Anyone travelling by boat from Mahé to Praslin, which is located around 37 km north-east of the main island, will notice a towering hilly landmass from the sea, which appears to be bright green and rises up on the horizon. Passing by the island's southern coast, you will come to a wide, natural bay, where Lazare Picault, who discovered the island in 1744, had anchored his ship before going on to explore Mahé. He immediately named Praslin the "Ile des Palmes", not knowing at the time that he had just come across the Coco de Mer Palm, one of the rarest and most unusual plants in the world.
In terms of population and physical size, Praslin is the second-largest island in the Seychelles with around 8,000 permanent residents. Mahé, by comparison, is the most heavily-populated with around 77,000 inhabitants. Offering the second-highest amount of holiday accommodation in the Seychelles as well, Praslin welcomes tourists from around the world, who come here to enjoy the unique vegetation, the beautiful beaches, and the crystal-clear water that surrounds the island. Politically, Praslin is divided into two districts: Grand Anse and Baie Sainte Anne. P>
The usual way to reach Praslin is by means of a propeller aircraft from Mahé, which only takes a fifteen minutes. The islanders, besides tourism, make a living from agriculture and fishing. Praslin is thankfully not particularly crowded, and has managed to retain its charm, ensuring that anyone who loves peace and nature will certainly want to come here during their stay. There are many views to enjoy, especially during a hike or tour, which will take your breath away. These include fine, sandy beaches with crystal-clear water, dense jungles, palm trees, takamaka trees, waterfalls, and much more. Compared to Mahé, the island consists more of rolling hills than towering mountains, with Praslin's maximum elevation, the Fond Azore, reaching just 367 metres. This however has the added bonus that it does not rain as much on Praslin as it does on Mahé.
The shallow Ste. Anne Bay is home to a small port that serves the ferry services from Mahe and La Digue. In the same town, two kilometres north of the landing point, there are churches, hospitals, banks, a post office, a gas station, and a school, mini markets, and car rentals. The majority of accommodation on Praslin consists of large hotels. The island is slightly lacking in terms of guest houses near the beach, but you’ll find quite a few luxurious hotels to enjoy instead. Anse Volbert has also emerged as a tourist centre, but thankfully in an unobtrusive manner.
The island's main attraction is the UNESCO World Heritage Vallée de Mai, a first-class botanical sensation containing the aforementioned Coco de Mer, which attract many visitors on a daily basis.

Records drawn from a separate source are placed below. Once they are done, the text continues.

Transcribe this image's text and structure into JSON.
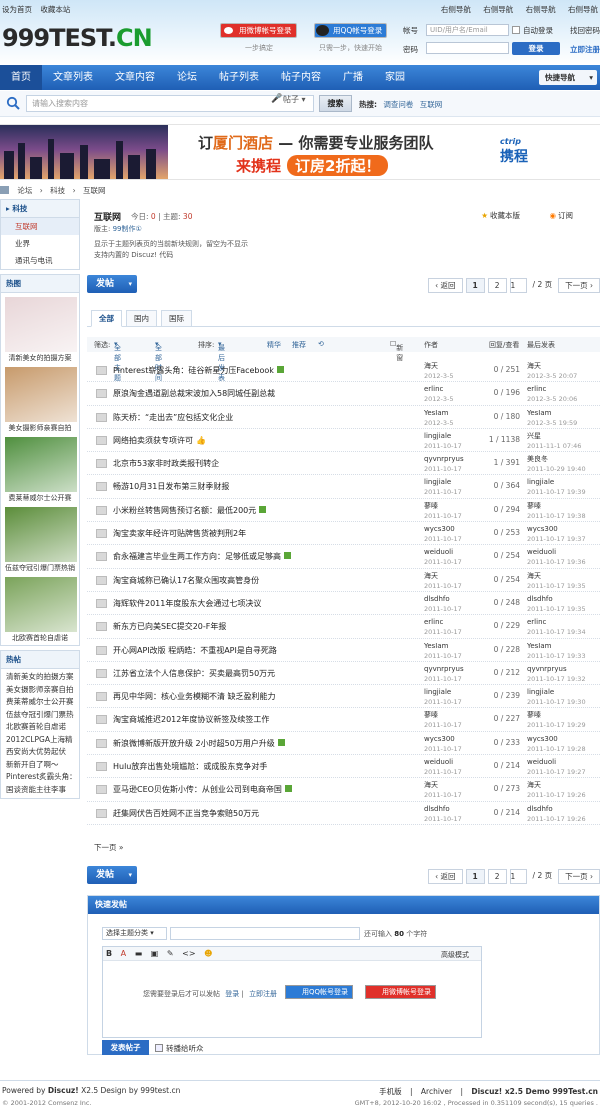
{
  "header": {
    "quick_links": [
      "设为首页",
      "收藏本站"
    ],
    "right_links": [
      "右侧导航",
      "右侧导航",
      "右侧导航",
      "右侧导航"
    ],
    "logo_main": "999TEST.",
    "logo_cn": "CN",
    "weibo_login": "用微博帐号登录",
    "qq_login": "用QQ帐号登录",
    "weibo_sub": "一步搞定",
    "qq_sub": "只需一步，快速开始",
    "login": {
      "account_label": "帐号",
      "account_placeholder": "UID/用户名/Email",
      "auto_login": "自动登录",
      "forget": "找回密码",
      "password_label": "密码",
      "login_button": "登录",
      "register": "立即注册"
    }
  },
  "nav": {
    "items": [
      "首页",
      "文章列表",
      "文章内容",
      "论坛",
      "帖子列表",
      "帖子内容",
      "广播",
      "家园"
    ],
    "quicknav": "快捷导航"
  },
  "search": {
    "placeholder": "请输入搜索内容",
    "type": "帖子",
    "button": "搜索",
    "hot_label": "热搜:",
    "hot_items": [
      "调查问卷",
      "互联网"
    ]
  },
  "banner": {
    "line1_a": "订",
    "line1_em": "厦门酒店",
    "line1_b": " — 你需要专业服务团队",
    "line2": "来携程",
    "line2_pill": "订房2折起！",
    "brand": "ctrip",
    "brand_cn": "携程"
  },
  "breadcrumb": [
    "论坛",
    "›",
    "科技",
    "›",
    "互联网"
  ],
  "sidebar": {
    "category": "科技",
    "items": [
      "互联网",
      "业界",
      "通讯与电讯"
    ],
    "hot_title": "热图",
    "hot_images": [
      {
        "caption": "清新美女的拍摄方案",
        "color": "#e8d6d8"
      },
      {
        "caption": "美女摄影师亲赛自拍",
        "color": "#c79a6b"
      },
      {
        "caption": "费莱蒂威尔士公开赛",
        "color": "#4f8f3e"
      },
      {
        "caption": "伍兹夺冠引爆门票热销",
        "color": "#5b8d3a"
      },
      {
        "caption": "北欧赛首轮自虐诺",
        "color": "#7aa35a"
      }
    ],
    "hot_posts_title": "热帖",
    "hot_posts": [
      "清新美女的拍摄方案",
      "美女摄影师亲赛自拍",
      "费莱蒂威尔士公开赛",
      "伍兹夺冠引爆门票热",
      "北欧赛首轮自虐诺",
      "2012CLPGA上海精",
      "西安尚大优势起伏",
      "新新开自了啊～",
      "Pinterest炙霸头角：",
      "国谈资能主往李事"
    ]
  },
  "forum": {
    "title": "互联网",
    "today_label": "今日:",
    "today": "0",
    "topics_label": "主题:",
    "topics": "30",
    "mod_label": "版主:",
    "mod": "99制作①",
    "rules": [
      "显示于主题列表页的当前新块规则，留空为不显示",
      "支持内置的 Discuz! 代码"
    ],
    "fav": "收藏本版",
    "rss": "订阅",
    "post_button": "发帖",
    "pager": {
      "prev": "‹ 返回",
      "p1": "1",
      "p2": "2",
      "input": "1",
      "total": "/ 2 页",
      "next": "下一页 ›"
    },
    "tabs": [
      "全部",
      "国内",
      "国际"
    ],
    "filter": {
      "label": "筛选:",
      "all_topics": "全部主题",
      "all_time": "全部时间",
      "sort_label": "排序:",
      "sort": "最后发表",
      "digest": "精华",
      "recommend": "推荐",
      "refresh": "⟲",
      "newwin": "新窗",
      "col_author": "作者",
      "col_count": "回复/查看",
      "col_last": "最后发表"
    },
    "threads": [
      {
        "title": "Pinterest崭露头角：硅谷新星力压Facebook",
        "badge": true,
        "author": "海天",
        "date": "2012-3-5",
        "count": "0 / 251",
        "last_user": "海天",
        "last_time": "2012-3-5 20:07"
      },
      {
        "title": "原浪淘金遇道副总裁宋波加入58同城任副总裁",
        "badge": false,
        "author": "erlinc",
        "date": "2012-3-5",
        "count": "0 / 196",
        "last_user": "erlinc",
        "last_time": "2012-3-5 20:06"
      },
      {
        "title": "陈天桥：“走出去”应包括文化企业",
        "badge": false,
        "author": "YesIam",
        "date": "2012-3-5",
        "count": "0 / 180",
        "last_user": "YesIam",
        "last_time": "2012-3-5 19:59"
      },
      {
        "title": "网络拍卖须获专项许可",
        "badge": false,
        "thumb": true,
        "author": "lingjiale",
        "date": "2011-10-17",
        "count": "1 / 1138",
        "last_user": "兴星",
        "last_time": "2011-11-1 07:46"
      },
      {
        "title": "北京市53家非时政类报刊转企",
        "badge": false,
        "author": "qyvnrpryus",
        "date": "2011-10-17",
        "count": "1 / 391",
        "last_user": "美良冬",
        "last_time": "2011-10-29 19:40"
      },
      {
        "title": "畅游10月31日发布第三财季财报",
        "badge": false,
        "author": "lingjiale",
        "date": "2011-10-17",
        "count": "0 / 364",
        "last_user": "lingjiale",
        "last_time": "2011-10-17 19:39"
      },
      {
        "title": "小米粉丝转售网售预订名额：最低200元",
        "badge": true,
        "author": "蓼嗪",
        "date": "2011-10-17",
        "count": "0 / 294",
        "last_user": "蓼嗪",
        "last_time": "2011-10-17 19:38"
      },
      {
        "title": "淘宝卖家年经许可贴牌售货被判刑2年",
        "badge": false,
        "author": "wycs300",
        "date": "2011-10-17",
        "count": "0 / 253",
        "last_user": "wycs300",
        "last_time": "2011-10-17 19:37"
      },
      {
        "title": "俞永福建言毕业生两工作方向：足够低或足够高",
        "badge": true,
        "author": "weiduoli",
        "date": "2011-10-17",
        "count": "0 / 254",
        "last_user": "weiduoli",
        "last_time": "2011-10-17 19:36"
      },
      {
        "title": "淘宝商城称已确认17名聚众围攻高管身份",
        "badge": false,
        "author": "海天",
        "date": "2011-10-17",
        "count": "0 / 254",
        "last_user": "海天",
        "last_time": "2011-10-17 19:35"
      },
      {
        "title": "海辉软件2011年度股东大会通过七项决议",
        "badge": false,
        "author": "dlsdhfo",
        "date": "2011-10-17",
        "count": "0 / 248",
        "last_user": "dlsdhfo",
        "last_time": "2011-10-17 19:35"
      },
      {
        "title": "新东方已向美SEC提交20-F年报",
        "badge": false,
        "author": "erlinc",
        "date": "2011-10-17",
        "count": "0 / 229",
        "last_user": "erlinc",
        "last_time": "2011-10-17 19:34"
      },
      {
        "title": "开心网API改版 程炳皓：不重视API是自寻死路",
        "badge": false,
        "author": "YesIam",
        "date": "2011-10-17",
        "count": "0 / 228",
        "last_user": "YesIam",
        "last_time": "2011-10-17 19:33"
      },
      {
        "title": "江苏省立法个人信息保护：买卖最高罚50万元",
        "badge": false,
        "author": "qyvnrpryus",
        "date": "2011-10-17",
        "count": "0 / 212",
        "last_user": "qyvnrpryus",
        "last_time": "2011-10-17 19:32"
      },
      {
        "title": "再见中华网：核心业务模糊不清 缺乏盈利能力",
        "badge": false,
        "author": "lingjiale",
        "date": "2011-10-17",
        "count": "0 / 239",
        "last_user": "lingjiale",
        "last_time": "2011-10-17 19:30"
      },
      {
        "title": "淘宝商城推迟2012年度协议新签及续签工作",
        "badge": false,
        "author": "蓼嗪",
        "date": "2011-10-17",
        "count": "0 / 227",
        "last_user": "蓼嗪",
        "last_time": "2011-10-17 19:29"
      },
      {
        "title": "新浪微博新版开放升级 2小时超50万用户升级",
        "badge": true,
        "author": "wycs300",
        "date": "2011-10-17",
        "count": "0 / 233",
        "last_user": "wycs300",
        "last_time": "2011-10-17 19:28"
      },
      {
        "title": "Hulu放弃出售处境尴尬：或成股东竞争对手",
        "badge": false,
        "author": "weiduoli",
        "date": "2011-10-17",
        "count": "0 / 214",
        "last_user": "weiduoli",
        "last_time": "2011-10-17 19:27"
      },
      {
        "title": "亚马逊CEO贝佐斯小传：从创业公司到电商帝国",
        "badge": true,
        "author": "海天",
        "date": "2011-10-17",
        "count": "0 / 273",
        "last_user": "海天",
        "last_time": "2011-10-17 19:26"
      },
      {
        "title": "赶集网伏告百姓网不正当竞争索赔50万元",
        "badge": false,
        "author": "dlsdhfo",
        "date": "2011-10-17",
        "count": "0 / 214",
        "last_user": "dlsdhfo",
        "last_time": "2011-10-17 19:26"
      }
    ],
    "next_page": "下一页 »"
  },
  "quick_post": {
    "title": "快速发帖",
    "select": "选择主题分类",
    "limit_a": "还可输入",
    "limit_n": "80",
    "limit_b": "个字符",
    "toolbar": [
      "B",
      "A",
      "▬",
      "▣",
      "✎",
      "<>",
      "☻"
    ],
    "advanced": "高级模式",
    "need_login": "您需要登录后才可以发帖",
    "login": "登录",
    "sep": "|",
    "register": "立即注册",
    "qq": "用QQ帐号登录",
    "weibo": "用微博帐号登录",
    "submit": "发表帖子",
    "share": "转播给听众"
  },
  "footer": {
    "powered_a": "Powered by ",
    "powered_b": "Discuz!",
    "powered_c": " X2.5 Design by 999test.cn",
    "copyright": "© 2001-2012 Comsenz Inc.",
    "links": [
      "手机版",
      "|",
      "Archiver",
      "|",
      "Discuz! x2.5 Demo 999Test.cn"
    ],
    "gmt": "GMT+8, 2012-10-20 16:02 , Processed in 0.351109 second(s), 15 queries ."
  }
}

A walk through the jungle-esque park leaves you with a taste of how the island's first visitors might have felt. Besides plants, rare birds such as the Raven Parrot call this reserve their home.
The north-east and the west coasts of the island are protected by extensive coral reefs and boast long, sandy beaches. Anse Lazio and Anse Georgette often rank among the most beautiful beaches in the world, sometimes even in the Top Ten of various lists. In addition, Praslin's 12 x 5 km frame is surrounded by islands such as Cousin, Curieuse and St. Pierre, which you can visit as part of a number of great day trips.Next chapter: The North-East of Praslin